Nutrition significantly impacts many areas of health and wellbeing, particularly during preconception, pregnancy and postpartum as you nourish yourself and your little one.
The first 1,000 days (which starts three months before conception and continues to their second birthday) is a period of critical development for your little one in almost every area of their life. Your child’s ability to develop, learn, and thrive is significantly impacted by how well or poorly their mother and they are fed and cared for throughout this period. So it’s important to do it right!
In the three months before conception, it is important to focus on nutrients needed for egg and sperm development and ensure nutrient levels are optimal for the demands of pregnancy. This assists in reducing the time to conception and is important to reduce symptoms and complications during pregnancy. Dad’s nutrition also matters as paternal nutrition status at conception has been linked to the future child’s health.
There are many factors involved in conception, and nutrition can assist in improving a significant number of these – regardless of if we’re looking at natural or assisted conception.

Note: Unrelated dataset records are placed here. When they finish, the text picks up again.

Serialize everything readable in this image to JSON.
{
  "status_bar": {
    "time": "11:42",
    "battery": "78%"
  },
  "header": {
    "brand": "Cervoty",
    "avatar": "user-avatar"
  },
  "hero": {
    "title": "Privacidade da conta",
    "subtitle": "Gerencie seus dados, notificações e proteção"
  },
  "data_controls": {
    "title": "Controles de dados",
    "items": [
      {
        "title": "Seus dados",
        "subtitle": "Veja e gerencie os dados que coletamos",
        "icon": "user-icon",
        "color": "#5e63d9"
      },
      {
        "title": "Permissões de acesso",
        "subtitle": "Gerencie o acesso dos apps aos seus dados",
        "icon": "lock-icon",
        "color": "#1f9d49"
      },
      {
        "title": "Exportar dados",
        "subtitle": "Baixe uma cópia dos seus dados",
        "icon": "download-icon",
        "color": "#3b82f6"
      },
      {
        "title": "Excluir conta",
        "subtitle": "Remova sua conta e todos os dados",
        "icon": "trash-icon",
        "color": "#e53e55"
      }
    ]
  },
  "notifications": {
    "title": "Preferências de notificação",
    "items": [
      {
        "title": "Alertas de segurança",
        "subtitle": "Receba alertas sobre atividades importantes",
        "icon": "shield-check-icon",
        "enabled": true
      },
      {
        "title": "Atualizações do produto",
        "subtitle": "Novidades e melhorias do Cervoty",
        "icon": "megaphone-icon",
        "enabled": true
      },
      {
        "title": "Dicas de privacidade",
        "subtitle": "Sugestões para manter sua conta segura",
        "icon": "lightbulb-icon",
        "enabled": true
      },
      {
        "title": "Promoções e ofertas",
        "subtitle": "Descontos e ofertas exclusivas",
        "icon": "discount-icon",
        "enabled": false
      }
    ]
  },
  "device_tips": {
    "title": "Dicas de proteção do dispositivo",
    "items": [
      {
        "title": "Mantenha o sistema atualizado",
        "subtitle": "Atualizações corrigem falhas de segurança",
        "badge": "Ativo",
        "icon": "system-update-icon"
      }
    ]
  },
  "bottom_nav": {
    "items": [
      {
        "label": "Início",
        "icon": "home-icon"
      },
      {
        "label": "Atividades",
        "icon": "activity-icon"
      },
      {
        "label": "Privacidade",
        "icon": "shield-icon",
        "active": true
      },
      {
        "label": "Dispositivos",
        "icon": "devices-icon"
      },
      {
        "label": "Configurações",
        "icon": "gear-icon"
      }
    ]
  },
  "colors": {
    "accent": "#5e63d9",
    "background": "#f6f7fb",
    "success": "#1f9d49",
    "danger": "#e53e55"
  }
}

Regarding female conception factors, we can’t increase egg quantity but we can increase egg quality. We can also support the endometrial lining and increase embryo receptivity to improve the chances of successful implantation.
When looking at sperm health, we look at the number, shape and movement (motility), along with semen health. These factors can also be influenced by good nutrition.
Meeting your nutritional requirements in pregnancy has been shown to reduce the risk of miscarriage, reduce symptoms in pregnancy (such as nausea, vomiting and fatigue), reduce the risk of complications including gestational diabetes and preeclampsia, improve the management of complications if they do occur, improve recovery from childbirth and reduce the risk of postpartum depression and anxiety.
Unfortunately prenatal vitamins are not enough to meet the nutritional demands of pregnancy, which are significantly higher than usual. Seeing a clinical nutritionist ensures you’re meeting your nutritional requirements for your and your child’s health, now and into the future.
In the postpartum period, nutrition is vital for replenishing the nutrients lost during pregnancy and childbirth, supporting breastmilk production and reducing the risk of mastitis if you choose to breastfeed, and reducing the risk of postpartum symptoms such as postpartum depression and anxiety. Particular nutrients and supplements can also reduce after-birth pains, abdominal cramping, constipation, fatigue, body aches and night sweats.
It will take a while for your hormones to stabilise after the birth of your little one, and it is common to notice when your cycle comes back that it’s not the same as before. If you’re seeing an increase in hormonal-related symptoms such as period pain, PMS or significant changes to your cycle, there may be a nutritional deficiency contributing to a hormonal imbalance.
If you want more information on nutrition for reproductive health, preconception, pregnancy and postpartum, you can follow Court on Instagram or Facebook or book a consultation. No referral is required, and the fees are claimable on private health insurance.
Court is a clinical nutritionist passionate about creating healthy families. Court works with women to optimise their nutrition for hormonal and reproductive health, fertility, pregnancy, and postpartum care with a practical, scientifically-backed approach.